(Website and app data records)
____________
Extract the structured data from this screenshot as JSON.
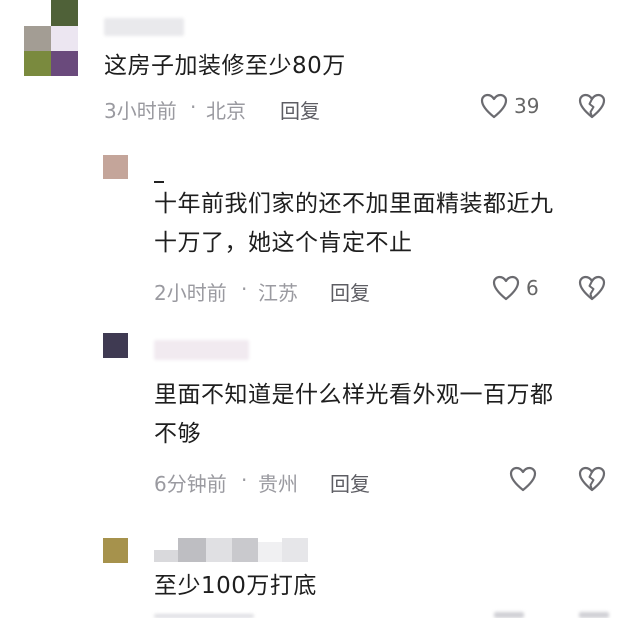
{
  "comments": [
    {
      "text": "这房子加装修至少80万",
      "time": "3小时前",
      "location": "北京",
      "reply_label": "回复",
      "likes": "39",
      "avatar_colors": [
        "#5a6a3f",
        "#a9a399",
        "#e8e1ee",
        "#8a7b86",
        "#7d8a43",
        "#6e4d7e"
      ]
    },
    {
      "text_lines": [
        "十年前我们家的还不加里面精装都近九",
        "十万了，她这个肯定不止"
      ],
      "time": "2小时前",
      "location": "江苏",
      "reply_label": "回复",
      "likes": "6",
      "avatar_color": "#c4a59a"
    },
    {
      "text_lines": [
        "里面不知道是什么样光看外观一百万都",
        "不够"
      ],
      "time": "6分钟前",
      "location": "贵州",
      "reply_label": "回复",
      "likes": "",
      "avatar_color": "#3f3a52"
    },
    {
      "text": "至少100万打底",
      "avatar_color": "#a6924c"
    }
  ],
  "icons": {
    "like": "heart-outline-icon",
    "dislike": "broken-heart-icon"
  },
  "colors": {
    "meta": "#9a9aa0",
    "reply": "#5d5d63",
    "icon": "#6b6b70"
  }
}
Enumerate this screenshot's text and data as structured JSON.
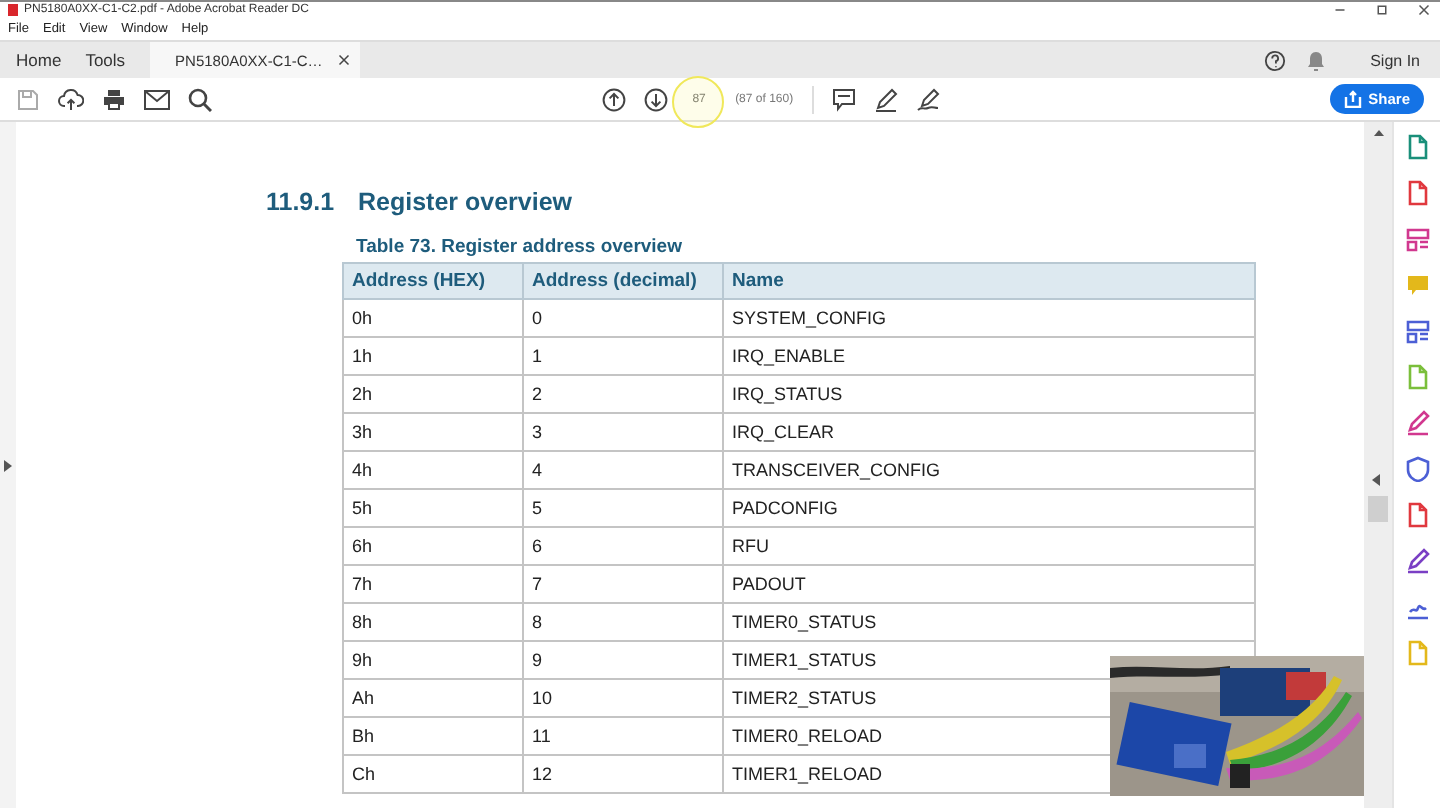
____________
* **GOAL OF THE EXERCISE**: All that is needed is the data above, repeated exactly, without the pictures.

* **YOUR SOLUTION**:
Extract the structured data from this screenshot as JSON.
{
  "comments": [
    {
      "text": "这房子加装修至少80万",
      "time": "3小时前",
      "location": "北京",
      "reply_label": "回复",
      "likes": "39",
      "avatar_colors": [
        "#5a6a3f",
        "#a9a399",
        "#e8e1ee",
        "#8a7b86",
        "#7d8a43",
        "#6e4d7e"
      ]
    },
    {
      "text_lines": [
        "十年前我们家的还不加里面精装都近九",
        "十万了，她这个肯定不止"
      ],
      "time": "2小时前",
      "location": "江苏",
      "reply_label": "回复",
      "likes": "6",
      "avatar_color": "#c4a59a"
    },
    {
      "text_lines": [
        "里面不知道是什么样光看外观一百万都",
        "不够"
      ],
      "time": "6分钟前",
      "location": "贵州",
      "reply_label": "回复",
      "likes": "",
      "avatar_color": "#3f3a52"
    },
    {
      "text": "至少100万打底",
      "avatar_color": "#a6924c"
    }
  ],
  "icons": {
    "like": "heart-outline-icon",
    "dislike": "broken-heart-icon"
  },
  "colors": {
    "meta": "#9a9aa0",
    "reply": "#5d5d63",
    "icon": "#6b6b70"
  }
}
Enumerate this screenshot's text and data as structured JSON.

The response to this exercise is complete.